ACTIVITY -> The number of lines holding the string "JSON" is all that is wanted; count them in the records below.
- - - - - - -
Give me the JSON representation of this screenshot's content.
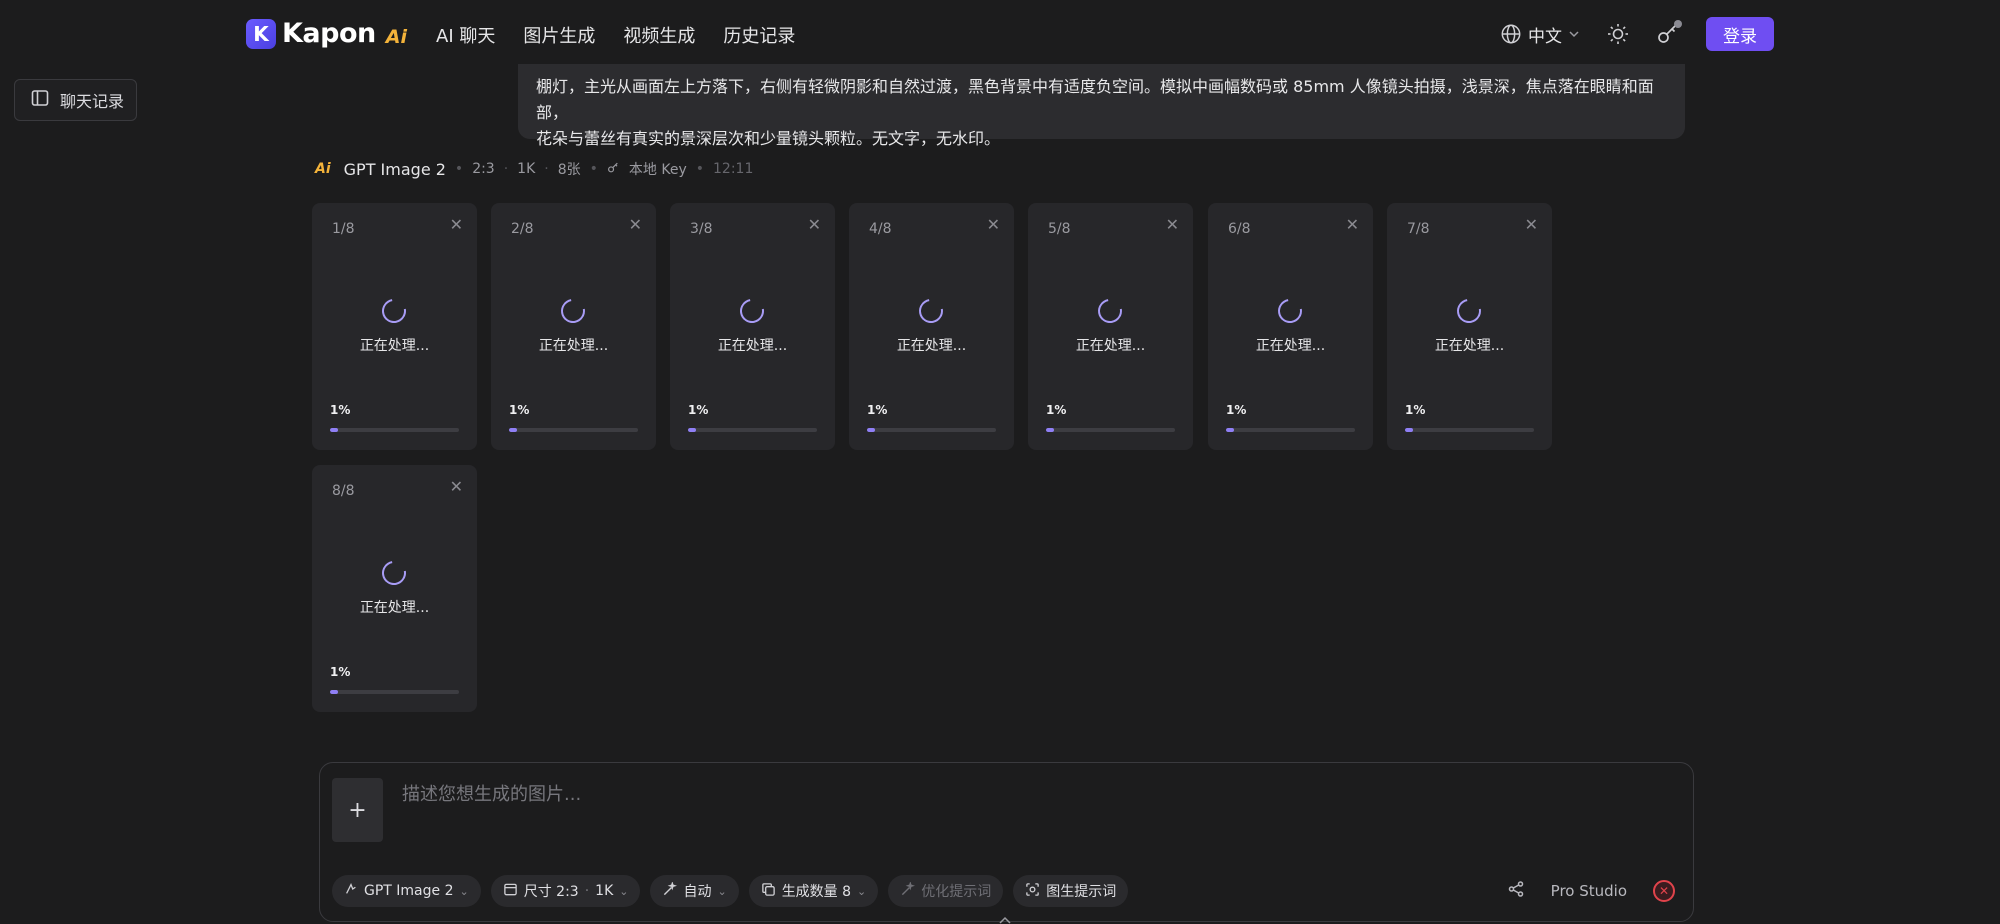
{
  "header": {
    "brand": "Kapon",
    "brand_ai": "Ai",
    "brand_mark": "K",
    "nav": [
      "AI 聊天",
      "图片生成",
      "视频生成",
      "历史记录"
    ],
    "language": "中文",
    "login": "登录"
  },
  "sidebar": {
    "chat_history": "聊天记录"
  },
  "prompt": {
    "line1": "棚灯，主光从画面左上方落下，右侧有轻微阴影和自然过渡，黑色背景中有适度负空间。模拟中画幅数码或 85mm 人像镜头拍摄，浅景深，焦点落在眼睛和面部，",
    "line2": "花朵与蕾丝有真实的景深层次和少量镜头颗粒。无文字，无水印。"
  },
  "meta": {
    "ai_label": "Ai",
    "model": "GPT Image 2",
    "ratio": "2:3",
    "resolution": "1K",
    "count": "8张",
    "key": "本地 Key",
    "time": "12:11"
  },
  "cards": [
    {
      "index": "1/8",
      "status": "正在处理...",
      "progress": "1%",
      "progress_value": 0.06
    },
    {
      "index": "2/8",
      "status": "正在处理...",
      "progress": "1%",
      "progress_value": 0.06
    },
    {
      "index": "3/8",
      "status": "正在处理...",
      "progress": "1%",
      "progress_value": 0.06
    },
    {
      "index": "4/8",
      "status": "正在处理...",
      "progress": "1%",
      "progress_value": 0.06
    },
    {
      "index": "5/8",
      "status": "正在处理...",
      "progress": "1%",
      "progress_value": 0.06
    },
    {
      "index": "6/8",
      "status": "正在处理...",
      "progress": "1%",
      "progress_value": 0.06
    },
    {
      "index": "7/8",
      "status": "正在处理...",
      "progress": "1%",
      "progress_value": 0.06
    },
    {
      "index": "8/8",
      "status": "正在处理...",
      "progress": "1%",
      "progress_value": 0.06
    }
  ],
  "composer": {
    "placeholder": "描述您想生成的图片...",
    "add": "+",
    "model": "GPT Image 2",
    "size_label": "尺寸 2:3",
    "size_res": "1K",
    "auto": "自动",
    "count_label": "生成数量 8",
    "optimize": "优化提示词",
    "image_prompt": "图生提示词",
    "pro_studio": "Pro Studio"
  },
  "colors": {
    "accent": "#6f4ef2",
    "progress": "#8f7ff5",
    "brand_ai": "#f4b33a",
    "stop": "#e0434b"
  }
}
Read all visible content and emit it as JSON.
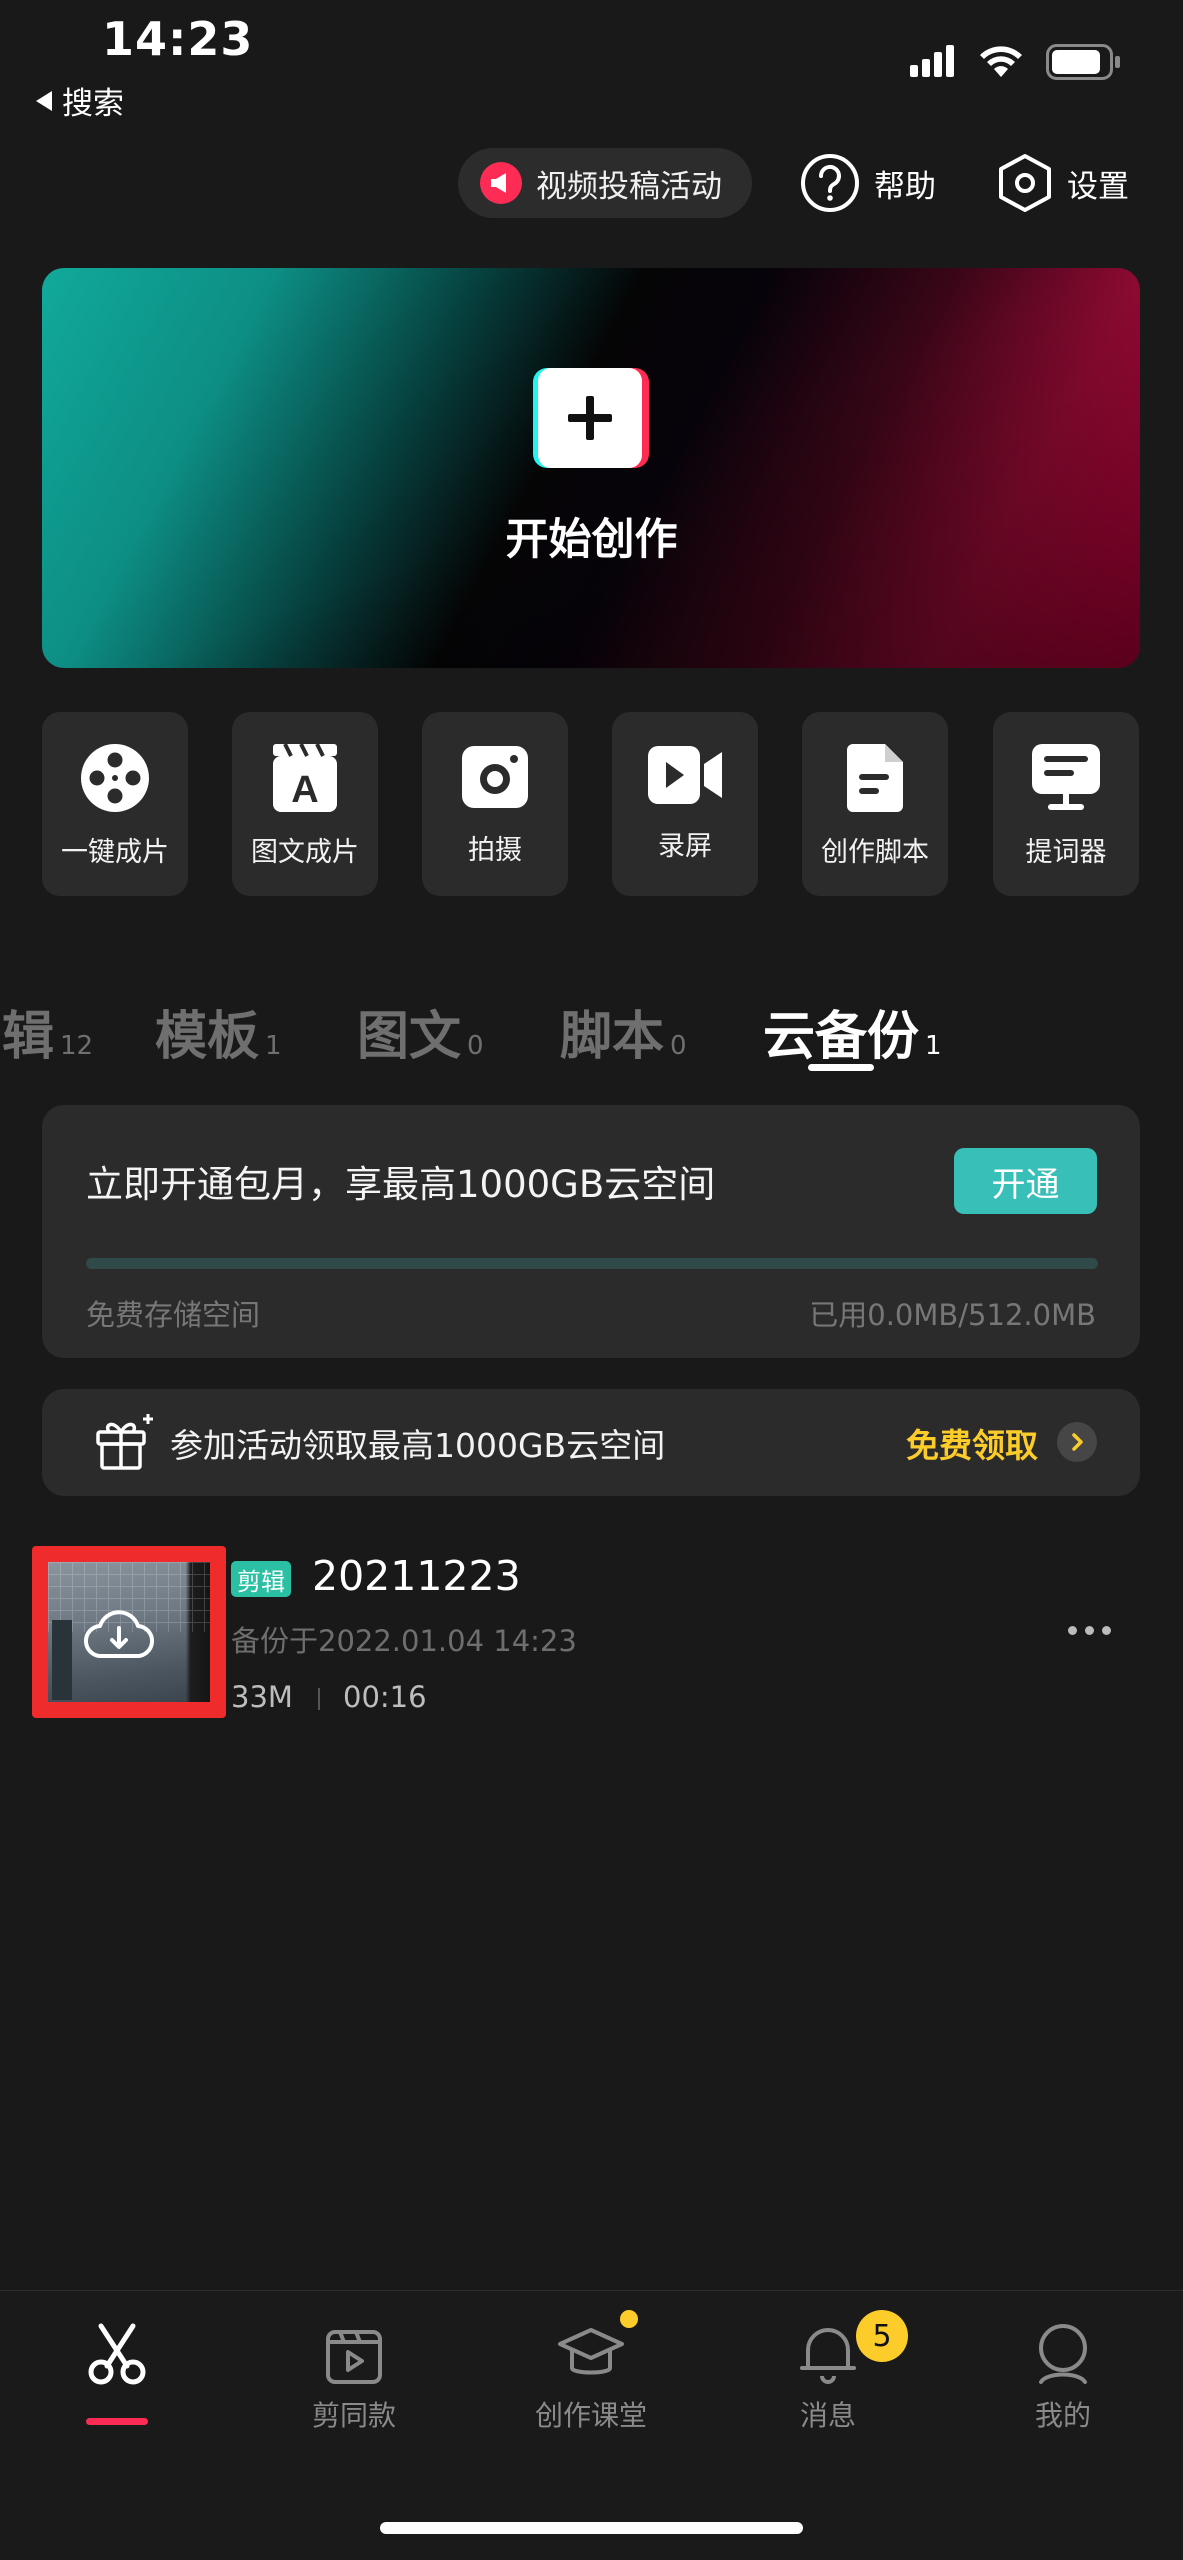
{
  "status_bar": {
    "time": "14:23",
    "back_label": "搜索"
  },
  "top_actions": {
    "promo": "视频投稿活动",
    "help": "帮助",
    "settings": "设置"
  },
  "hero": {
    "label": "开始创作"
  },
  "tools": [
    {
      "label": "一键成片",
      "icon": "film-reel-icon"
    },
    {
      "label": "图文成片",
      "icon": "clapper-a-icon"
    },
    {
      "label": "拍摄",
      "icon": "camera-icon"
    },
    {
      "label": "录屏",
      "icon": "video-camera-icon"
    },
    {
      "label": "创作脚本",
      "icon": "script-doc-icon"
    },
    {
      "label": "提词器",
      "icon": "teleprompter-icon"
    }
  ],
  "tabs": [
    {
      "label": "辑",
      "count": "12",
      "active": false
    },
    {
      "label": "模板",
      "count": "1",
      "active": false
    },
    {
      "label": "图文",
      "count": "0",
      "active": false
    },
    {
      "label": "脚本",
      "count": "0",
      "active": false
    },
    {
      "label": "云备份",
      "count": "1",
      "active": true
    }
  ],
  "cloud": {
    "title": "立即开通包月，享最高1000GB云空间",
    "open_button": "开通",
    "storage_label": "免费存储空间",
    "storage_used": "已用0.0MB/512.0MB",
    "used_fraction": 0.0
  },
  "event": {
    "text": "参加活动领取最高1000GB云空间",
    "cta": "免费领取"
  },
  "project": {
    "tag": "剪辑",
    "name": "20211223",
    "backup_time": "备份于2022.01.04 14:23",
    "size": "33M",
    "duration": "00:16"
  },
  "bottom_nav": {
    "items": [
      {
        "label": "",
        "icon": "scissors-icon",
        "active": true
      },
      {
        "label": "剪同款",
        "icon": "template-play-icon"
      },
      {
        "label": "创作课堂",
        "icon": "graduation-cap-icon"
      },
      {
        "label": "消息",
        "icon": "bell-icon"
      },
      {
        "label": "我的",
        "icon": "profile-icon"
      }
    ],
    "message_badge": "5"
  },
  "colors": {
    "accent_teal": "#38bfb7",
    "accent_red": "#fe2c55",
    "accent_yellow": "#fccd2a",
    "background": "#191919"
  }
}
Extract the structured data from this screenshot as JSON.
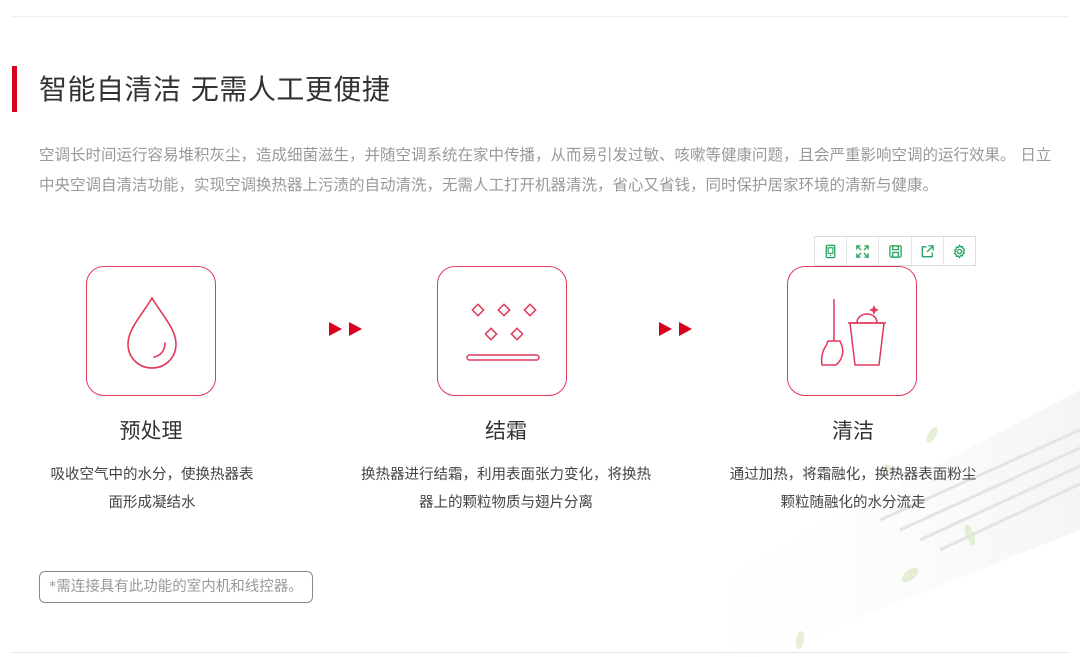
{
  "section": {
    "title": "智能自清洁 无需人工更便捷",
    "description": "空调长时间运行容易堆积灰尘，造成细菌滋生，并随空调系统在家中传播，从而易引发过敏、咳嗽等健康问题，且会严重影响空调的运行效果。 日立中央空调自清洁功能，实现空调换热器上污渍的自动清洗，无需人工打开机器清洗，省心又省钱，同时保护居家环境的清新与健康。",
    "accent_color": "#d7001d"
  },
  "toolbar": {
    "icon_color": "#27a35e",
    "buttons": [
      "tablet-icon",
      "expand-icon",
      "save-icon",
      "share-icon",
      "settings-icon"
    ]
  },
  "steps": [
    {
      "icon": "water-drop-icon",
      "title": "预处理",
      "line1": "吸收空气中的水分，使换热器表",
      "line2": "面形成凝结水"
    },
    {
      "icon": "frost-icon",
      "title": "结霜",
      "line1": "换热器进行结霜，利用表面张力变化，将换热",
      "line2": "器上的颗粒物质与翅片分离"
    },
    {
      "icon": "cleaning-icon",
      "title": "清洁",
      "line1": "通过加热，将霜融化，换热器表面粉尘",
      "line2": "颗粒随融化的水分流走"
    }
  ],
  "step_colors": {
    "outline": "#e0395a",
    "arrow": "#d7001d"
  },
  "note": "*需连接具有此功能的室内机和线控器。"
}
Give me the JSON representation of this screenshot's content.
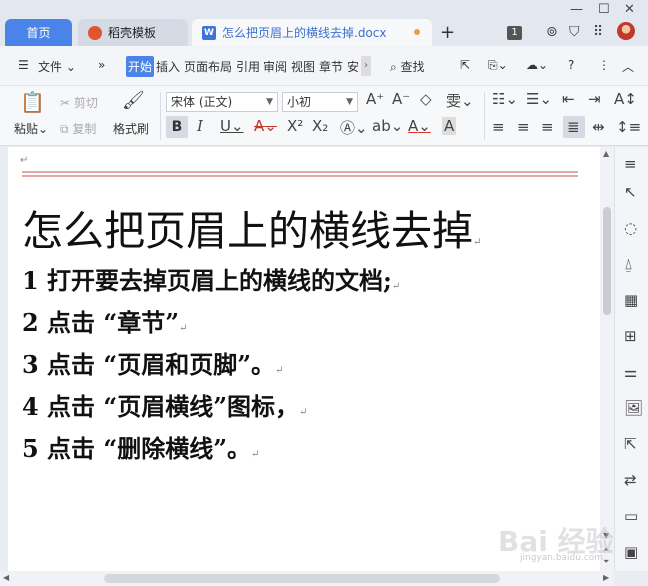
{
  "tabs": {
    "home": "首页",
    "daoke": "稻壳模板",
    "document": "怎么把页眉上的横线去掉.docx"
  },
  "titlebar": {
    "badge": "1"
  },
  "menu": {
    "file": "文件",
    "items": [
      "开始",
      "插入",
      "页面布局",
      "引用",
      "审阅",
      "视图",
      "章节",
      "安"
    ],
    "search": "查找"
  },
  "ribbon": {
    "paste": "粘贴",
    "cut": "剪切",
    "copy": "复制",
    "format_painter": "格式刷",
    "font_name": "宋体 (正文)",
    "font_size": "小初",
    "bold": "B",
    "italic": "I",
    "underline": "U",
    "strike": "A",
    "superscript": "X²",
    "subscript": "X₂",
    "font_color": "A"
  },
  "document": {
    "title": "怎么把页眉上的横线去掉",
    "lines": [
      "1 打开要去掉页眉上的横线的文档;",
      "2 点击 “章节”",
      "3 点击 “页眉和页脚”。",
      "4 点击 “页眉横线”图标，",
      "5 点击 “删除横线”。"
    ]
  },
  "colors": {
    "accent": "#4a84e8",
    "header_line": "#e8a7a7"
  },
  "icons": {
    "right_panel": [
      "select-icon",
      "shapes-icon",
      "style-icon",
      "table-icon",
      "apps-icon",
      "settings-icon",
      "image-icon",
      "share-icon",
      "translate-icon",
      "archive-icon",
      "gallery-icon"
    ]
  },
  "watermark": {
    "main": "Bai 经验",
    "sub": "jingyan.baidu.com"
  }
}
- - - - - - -
TASK ANSWER -> 4